The game comes packaged with a headset and game disc that contains the songs. It’s a simple process to set up: just put the game in and plug the headset into the back of the Playstation 2. In no time, you’re ready to rock.

The song selection is eclectic. Mandatory classics like “Celebrate” and “Like a Virgin” are dutifully accompany some more obscure favorites .

I whooped in joy upon finding New Order’s “Bizarre Love Triangle” and Huey Lewis’ “The Power of Love.” All told, there are over 35 songs, covering most tastes and genres.

The headset fits well on even my cranium, which is good because I have a melon comparable to Mr. Met. The automated mic calibration setup makes volume adjustment a breeze as well.

Using the controller, you control volume levels for the mic, earpiece and background music during a song if you find something too loud or soft.

Once the game starts rolling, the technical aspect is easy to grasp. A bar scrolls from right to left on the screen, with lines showing what tone you should sing.
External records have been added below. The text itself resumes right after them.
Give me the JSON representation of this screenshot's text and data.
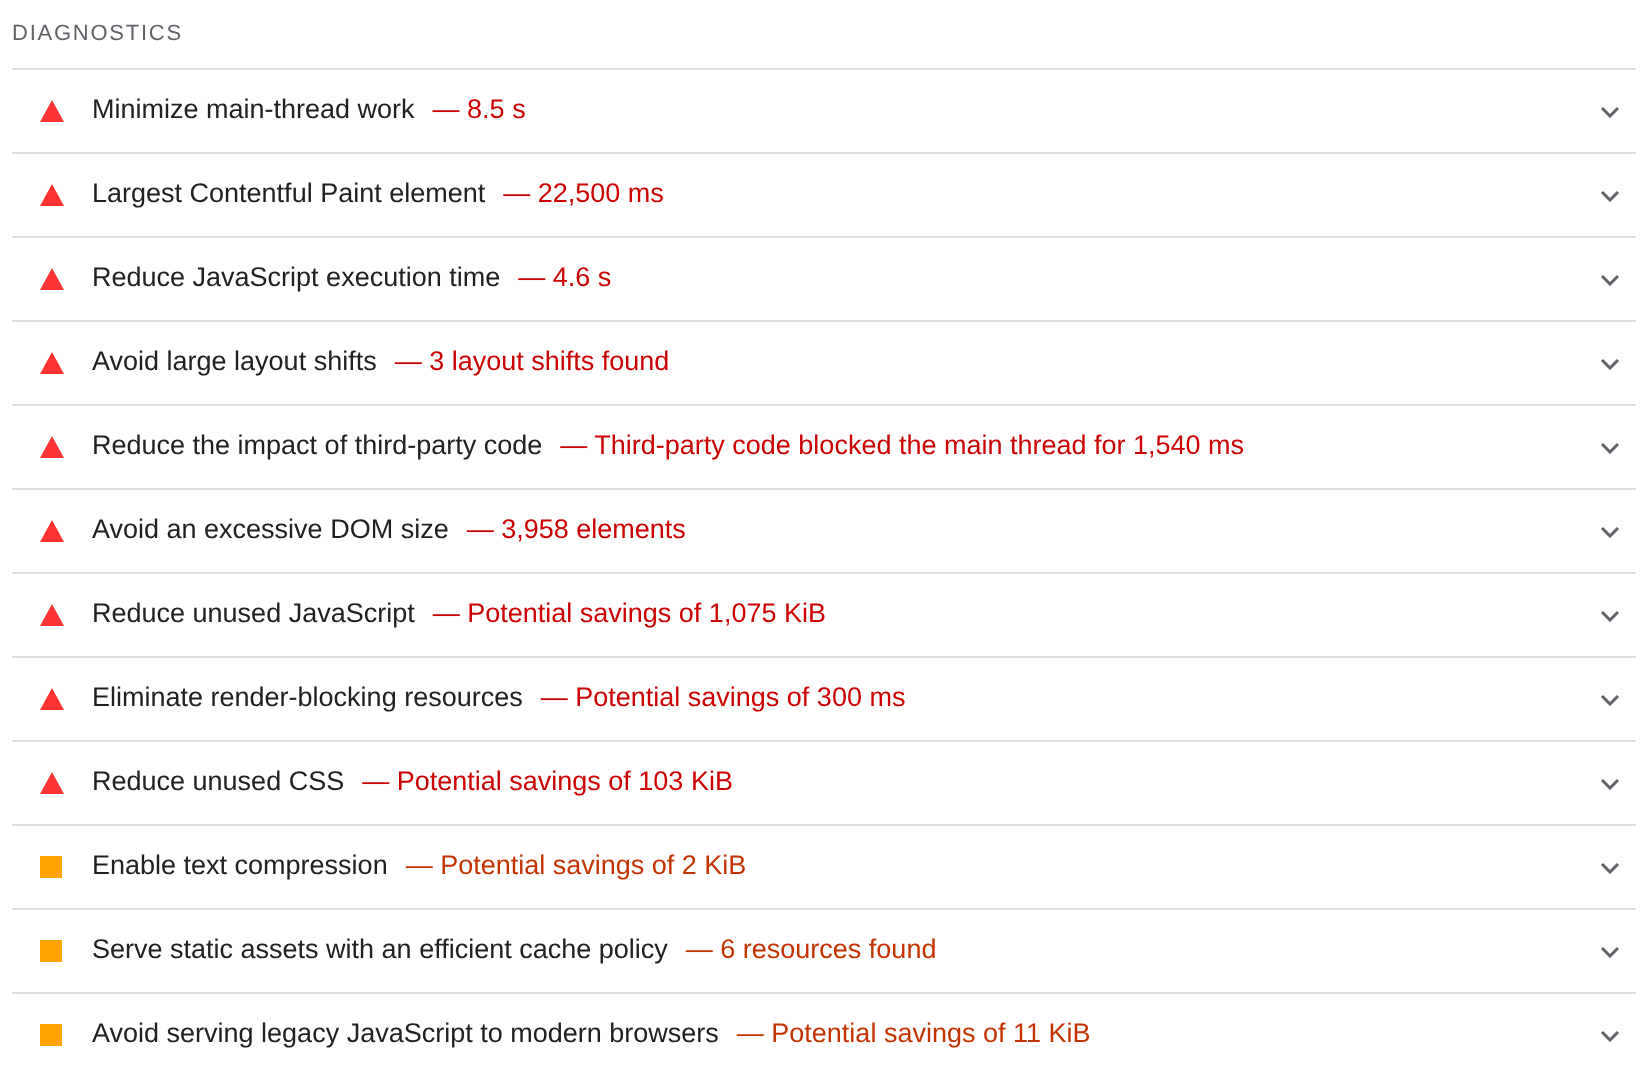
{
  "section_title": "DIAGNOSTICS",
  "audits": [
    {
      "kind": "fail",
      "title": "Minimize main-thread work",
      "detail": "— 8.5 s",
      "expanded": false
    },
    {
      "kind": "fail",
      "title": "Largest Contentful Paint element",
      "detail": "— 22,500 ms",
      "expanded": false
    },
    {
      "kind": "fail",
      "title": "Reduce JavaScript execution time",
      "detail": "— 4.6 s",
      "expanded": false
    },
    {
      "kind": "fail",
      "title": "Avoid large layout shifts",
      "detail": "— 3 layout shifts found",
      "expanded": false
    },
    {
      "kind": "fail",
      "title": "Reduce the impact of third-party code",
      "detail": "— Third-party code blocked the main thread for 1,540 ms",
      "expanded": false
    },
    {
      "kind": "fail",
      "title": "Avoid an excessive DOM size",
      "detail": "— 3,958 elements",
      "expanded": false
    },
    {
      "kind": "fail",
      "title": "Reduce unused JavaScript",
      "detail": "— Potential savings of 1,075 KiB",
      "expanded": false
    },
    {
      "kind": "fail",
      "title": "Eliminate render-blocking resources",
      "detail": "— Potential savings of 300 ms",
      "expanded": false
    },
    {
      "kind": "fail",
      "title": "Reduce unused CSS",
      "detail": "— Potential savings of 103 KiB",
      "expanded": false
    },
    {
      "kind": "average",
      "title": "Enable text compression",
      "detail": "— Potential savings of 2 KiB",
      "expanded": false
    },
    {
      "kind": "average",
      "title": "Serve static assets with an efficient cache policy",
      "detail": "— 6 resources found",
      "expanded": false
    },
    {
      "kind": "average",
      "title": "Avoid serving legacy JavaScript to modern browsers",
      "detail": "— Potential savings of 11 KiB",
      "expanded": false
    }
  ]
}
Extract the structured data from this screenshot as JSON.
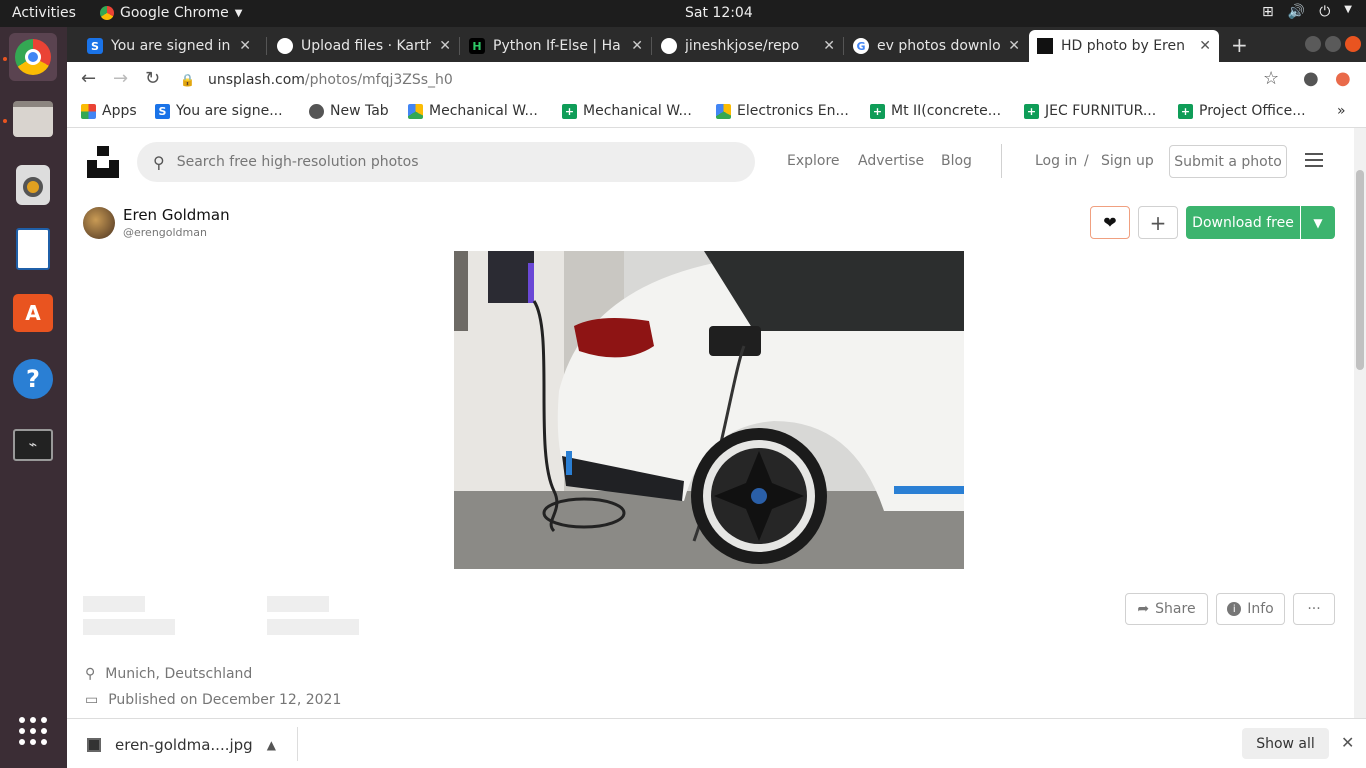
{
  "system": {
    "activities": "Activities",
    "app_name": "Google Chrome",
    "clock": "Sat 12:04"
  },
  "tabs": [
    {
      "title": "You are signed in a",
      "icon": "s-icon",
      "color": "#1a73e8"
    },
    {
      "title": "Upload files · Karth",
      "icon": "github-icon",
      "color": "#ffffff"
    },
    {
      "title": "Python If-Else | Ha",
      "icon": "hackerrank-icon",
      "color": "#2ec866"
    },
    {
      "title": "jineshkjose/repo",
      "icon": "github-icon",
      "color": "#ffffff"
    },
    {
      "title": "ev photos downlo",
      "icon": "google-icon",
      "color": "#4285f4"
    },
    {
      "title": "HD photo by Eren",
      "icon": "unsplash-icon",
      "color": "#111111",
      "active": true
    }
  ],
  "address": {
    "domain": "unsplash.com",
    "path": "/photos/mfqj3ZSs_h0"
  },
  "bookmarks": [
    {
      "label": "Apps",
      "icon": "apps-grid-icon",
      "color": "#e94335"
    },
    {
      "label": "You are signe...",
      "icon": "s-icon",
      "color": "#1a73e8"
    },
    {
      "label": "New Tab",
      "icon": "globe-icon",
      "color": "#555555"
    },
    {
      "label": "Mechanical W...",
      "icon": "drive-icon",
      "color": "#fbbc04"
    },
    {
      "label": "Mechanical W...",
      "icon": "sheets-icon",
      "color": "#0f9d58"
    },
    {
      "label": "Electronics En...",
      "icon": "drive-icon",
      "color": "#fbbc04"
    },
    {
      "label": "Mt II(concrete...",
      "icon": "sheets-icon",
      "color": "#0f9d58"
    },
    {
      "label": "JEC FURNITUR...",
      "icon": "sheets-icon",
      "color": "#0f9d58"
    },
    {
      "label": "Project Office...",
      "icon": "sheets-icon",
      "color": "#0f9d58"
    }
  ],
  "header": {
    "search_placeholder": "Search free high-resolution photos",
    "explore": "Explore",
    "advertise": "Advertise",
    "blog": "Blog",
    "login": "Log in",
    "slash": "/",
    "signup": "Sign up",
    "submit": "Submit a photo"
  },
  "photo": {
    "author_name": "Eren Goldman",
    "author_handle": "@erengoldman",
    "download_label": "Download free",
    "accent": "#3cb46e"
  },
  "actions": {
    "share": "Share",
    "info": "Info",
    "more": "···"
  },
  "meta": {
    "location": "Munich, Deutschland",
    "published": "Published on December 12, 2021"
  },
  "downloads": {
    "file": "eren-goldma....jpg",
    "show_all": "Show all"
  }
}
The game is dead-on at picking out tone, but interestingly enough, it doesn’t recognize words. The player can hum and do just as well, but it’s not nearly as fun that way.

As the player sings, an arrow shows where the tone is relative to where it should be. If the tone is on, a bar fills right above the music. At the end of the measure, a judgment is given based on how full the bar is. Too many bad judgments and the audience will leave, reducing the singing avatar on screen to a crying wreck.
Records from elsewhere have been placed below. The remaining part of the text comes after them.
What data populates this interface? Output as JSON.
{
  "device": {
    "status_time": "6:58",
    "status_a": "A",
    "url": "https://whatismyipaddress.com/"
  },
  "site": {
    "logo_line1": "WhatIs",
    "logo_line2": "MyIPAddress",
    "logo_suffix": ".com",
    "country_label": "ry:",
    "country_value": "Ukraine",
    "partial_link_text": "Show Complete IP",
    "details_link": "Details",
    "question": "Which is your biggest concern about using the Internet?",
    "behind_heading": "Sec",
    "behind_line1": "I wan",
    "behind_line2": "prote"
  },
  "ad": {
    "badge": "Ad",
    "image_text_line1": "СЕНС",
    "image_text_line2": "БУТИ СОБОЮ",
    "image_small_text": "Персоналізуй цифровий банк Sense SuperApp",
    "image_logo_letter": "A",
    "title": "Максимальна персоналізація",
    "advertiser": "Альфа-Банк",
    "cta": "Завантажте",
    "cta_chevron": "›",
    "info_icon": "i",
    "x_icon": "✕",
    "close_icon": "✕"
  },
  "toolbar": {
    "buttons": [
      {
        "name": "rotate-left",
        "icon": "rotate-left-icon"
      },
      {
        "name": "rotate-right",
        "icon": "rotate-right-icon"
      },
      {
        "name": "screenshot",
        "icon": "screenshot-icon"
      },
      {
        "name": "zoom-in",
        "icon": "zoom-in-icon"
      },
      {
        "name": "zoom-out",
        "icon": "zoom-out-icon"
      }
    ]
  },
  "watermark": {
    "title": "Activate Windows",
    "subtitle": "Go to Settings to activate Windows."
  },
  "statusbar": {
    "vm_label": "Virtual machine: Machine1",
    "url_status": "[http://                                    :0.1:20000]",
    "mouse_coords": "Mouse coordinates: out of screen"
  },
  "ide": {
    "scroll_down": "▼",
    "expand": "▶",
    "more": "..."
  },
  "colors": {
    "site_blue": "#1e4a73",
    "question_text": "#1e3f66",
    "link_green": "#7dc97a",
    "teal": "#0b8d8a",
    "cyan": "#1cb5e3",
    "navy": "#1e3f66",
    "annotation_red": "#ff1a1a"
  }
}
Graphics are nothing special, but they don’t really need to be. On screen a comically deformed character sings while plain-looking audience members clap along.

The lyrics and note indicators are bright and easy to see, which is about all this game needs in that department.
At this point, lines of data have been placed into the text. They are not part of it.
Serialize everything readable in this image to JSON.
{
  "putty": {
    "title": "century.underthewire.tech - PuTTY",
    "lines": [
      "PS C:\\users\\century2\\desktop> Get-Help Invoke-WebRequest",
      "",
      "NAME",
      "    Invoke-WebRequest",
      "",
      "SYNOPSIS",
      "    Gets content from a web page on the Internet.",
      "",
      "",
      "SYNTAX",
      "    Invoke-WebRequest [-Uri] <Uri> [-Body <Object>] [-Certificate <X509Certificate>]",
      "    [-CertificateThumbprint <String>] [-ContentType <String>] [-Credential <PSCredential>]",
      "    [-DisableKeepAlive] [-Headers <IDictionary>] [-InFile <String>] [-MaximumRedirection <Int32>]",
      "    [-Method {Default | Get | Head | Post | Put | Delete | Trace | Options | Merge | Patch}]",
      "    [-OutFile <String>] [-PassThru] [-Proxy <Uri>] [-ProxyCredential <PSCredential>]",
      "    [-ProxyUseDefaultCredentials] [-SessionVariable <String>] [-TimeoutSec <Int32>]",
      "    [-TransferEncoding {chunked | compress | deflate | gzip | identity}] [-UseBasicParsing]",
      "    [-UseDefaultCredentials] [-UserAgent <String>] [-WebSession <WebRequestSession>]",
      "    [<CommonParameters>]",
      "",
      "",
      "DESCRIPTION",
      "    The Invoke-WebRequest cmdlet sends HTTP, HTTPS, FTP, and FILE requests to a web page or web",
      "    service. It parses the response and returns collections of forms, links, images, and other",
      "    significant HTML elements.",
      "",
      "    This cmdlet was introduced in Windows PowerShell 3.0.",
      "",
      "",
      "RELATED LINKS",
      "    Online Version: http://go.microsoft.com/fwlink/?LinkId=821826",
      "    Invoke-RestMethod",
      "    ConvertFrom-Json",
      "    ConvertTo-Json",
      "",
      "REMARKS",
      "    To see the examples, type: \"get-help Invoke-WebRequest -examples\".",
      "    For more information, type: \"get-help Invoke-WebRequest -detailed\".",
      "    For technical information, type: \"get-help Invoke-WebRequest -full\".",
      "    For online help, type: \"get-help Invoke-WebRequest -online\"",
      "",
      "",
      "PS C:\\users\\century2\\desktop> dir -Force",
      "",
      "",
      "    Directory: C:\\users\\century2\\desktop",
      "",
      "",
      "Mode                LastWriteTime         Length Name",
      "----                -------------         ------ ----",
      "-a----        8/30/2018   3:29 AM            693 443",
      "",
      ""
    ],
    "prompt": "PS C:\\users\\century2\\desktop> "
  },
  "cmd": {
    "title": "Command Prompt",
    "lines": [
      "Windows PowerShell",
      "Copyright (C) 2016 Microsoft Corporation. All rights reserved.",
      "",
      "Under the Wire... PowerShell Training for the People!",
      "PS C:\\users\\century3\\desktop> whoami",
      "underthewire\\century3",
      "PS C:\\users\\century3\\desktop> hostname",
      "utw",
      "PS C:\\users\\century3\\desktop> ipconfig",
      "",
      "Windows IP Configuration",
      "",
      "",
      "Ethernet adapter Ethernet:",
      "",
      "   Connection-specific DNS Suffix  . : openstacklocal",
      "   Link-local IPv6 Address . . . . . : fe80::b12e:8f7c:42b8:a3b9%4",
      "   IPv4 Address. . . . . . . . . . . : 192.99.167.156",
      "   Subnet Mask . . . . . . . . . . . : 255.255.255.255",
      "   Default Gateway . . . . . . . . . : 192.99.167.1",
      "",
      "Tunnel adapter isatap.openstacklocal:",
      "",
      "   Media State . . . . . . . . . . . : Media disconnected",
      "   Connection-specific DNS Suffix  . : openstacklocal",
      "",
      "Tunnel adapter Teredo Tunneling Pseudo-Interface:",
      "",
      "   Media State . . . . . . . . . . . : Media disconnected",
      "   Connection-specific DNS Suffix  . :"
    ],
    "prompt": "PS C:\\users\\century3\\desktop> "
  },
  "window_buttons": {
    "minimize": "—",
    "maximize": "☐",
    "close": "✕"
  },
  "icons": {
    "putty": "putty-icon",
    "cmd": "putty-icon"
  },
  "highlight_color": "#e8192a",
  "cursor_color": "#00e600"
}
Just about the only letdown for me was the challenge. When I first started playing, I expected to do terribly and eventually work my way up to the hardest songs. I expected to become a better singer by playing through the game.

Yet, with a bit of familiarization and practice, I had little problem going through the hardest songs. This is probably a good thing because new players don’t want to be intimidated, but it was a little underwhelming for me.

What emerges is a game that anyone can play. Whether your next get together involves a houseful of accomplished singers or tone-deaf baritones confined to shower repertoires, Karaoke Revolutions will have them all in stitches.

While you can sing alone, playing the game with a group of friends or at a party is a truly entertaining experience.